[Your objective] An exact copy of the entries below is the expected answer.

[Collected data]
**********
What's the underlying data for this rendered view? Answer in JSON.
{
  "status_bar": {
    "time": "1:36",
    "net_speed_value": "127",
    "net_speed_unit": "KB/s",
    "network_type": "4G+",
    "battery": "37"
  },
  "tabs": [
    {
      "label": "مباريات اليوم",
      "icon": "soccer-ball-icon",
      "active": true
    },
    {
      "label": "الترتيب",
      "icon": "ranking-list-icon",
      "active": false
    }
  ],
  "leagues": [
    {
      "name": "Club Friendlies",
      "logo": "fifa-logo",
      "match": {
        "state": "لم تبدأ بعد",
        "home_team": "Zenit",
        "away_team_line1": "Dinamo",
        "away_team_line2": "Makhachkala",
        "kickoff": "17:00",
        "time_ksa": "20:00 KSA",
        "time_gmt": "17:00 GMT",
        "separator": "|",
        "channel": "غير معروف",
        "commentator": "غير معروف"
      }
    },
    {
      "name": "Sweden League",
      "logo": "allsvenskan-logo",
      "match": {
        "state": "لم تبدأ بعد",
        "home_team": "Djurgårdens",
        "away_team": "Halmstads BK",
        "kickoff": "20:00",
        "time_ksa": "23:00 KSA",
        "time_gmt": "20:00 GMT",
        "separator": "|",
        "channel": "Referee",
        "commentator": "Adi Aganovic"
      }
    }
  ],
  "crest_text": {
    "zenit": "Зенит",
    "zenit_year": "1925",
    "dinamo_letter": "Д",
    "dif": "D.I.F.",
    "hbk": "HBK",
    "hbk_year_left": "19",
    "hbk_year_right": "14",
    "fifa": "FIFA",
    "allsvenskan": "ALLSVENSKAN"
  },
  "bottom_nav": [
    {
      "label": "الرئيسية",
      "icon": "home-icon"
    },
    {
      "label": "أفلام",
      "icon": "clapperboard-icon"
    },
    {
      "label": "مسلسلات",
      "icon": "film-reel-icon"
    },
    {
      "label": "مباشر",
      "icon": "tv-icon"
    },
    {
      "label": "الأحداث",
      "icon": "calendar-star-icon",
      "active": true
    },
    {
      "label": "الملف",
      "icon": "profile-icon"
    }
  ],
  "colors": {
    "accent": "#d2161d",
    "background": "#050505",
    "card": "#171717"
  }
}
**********
[Response for this exercise]
What's the underlying data for this rendered view? Answer in JSON.
{
  "status_bar": {
    "time": "1:36",
    "net_speed_value": "127",
    "net_speed_unit": "KB/s",
    "network_type": "4G+",
    "battery": "37"
  },
  "tabs": [
    {
      "label": "مباريات اليوم",
      "icon": "soccer-ball-icon",
      "active": true
    },
    {
      "label": "الترتيب",
      "icon": "ranking-list-icon",
      "active": false
    }
  ],
  "leagues": [
    {
      "name": "Club Friendlies",
      "logo": "fifa-logo",
      "match": {
        "state": "لم تبدأ بعد",
        "home_team": "Zenit",
        "away_team_line1": "Dinamo",
        "away_team_line2": "Makhachkala",
        "kickoff": "17:00",
        "time_ksa": "20:00 KSA",
        "time_gmt": "17:00 GMT",
        "separator": "|",
        "channel": "غير معروف",
        "commentator": "غير معروف"
      }
    },
    {
      "name": "Sweden League",
      "logo": "allsvenskan-logo",
      "match": {
        "state": "لم تبدأ بعد",
        "home_team": "Djurgårdens",
        "away_team": "Halmstads BK",
        "kickoff": "20:00",
        "time_ksa": "23:00 KSA",
        "time_gmt": "20:00 GMT",
        "separator": "|",
        "channel": "Referee",
        "commentator": "Adi Aganovic"
      }
    }
  ],
  "crest_text": {
    "zenit": "Зенит",
    "zenit_year": "1925",
    "dinamo_letter": "Д",
    "dif": "D.I.F.",
    "hbk": "HBK",
    "hbk_year_left": "19",
    "hbk_year_right": "14",
    "fifa": "FIFA",
    "allsvenskan": "ALLSVENSKAN"
  },
  "bottom_nav": [
    {
      "label": "الرئيسية",
      "icon": "home-icon"
    },
    {
      "label": "أفلام",
      "icon": "clapperboard-icon"
    },
    {
      "label": "مسلسلات",
      "icon": "film-reel-icon"
    },
    {
      "label": "مباشر",
      "icon": "tv-icon"
    },
    {
      "label": "الأحداث",
      "icon": "calendar-star-icon",
      "active": true
    },
    {
      "label": "الملف",
      "icon": "profile-icon"
    }
  ],
  "colors": {
    "accent": "#d2161d",
    "background": "#050505",
    "card": "#171717"
  }
}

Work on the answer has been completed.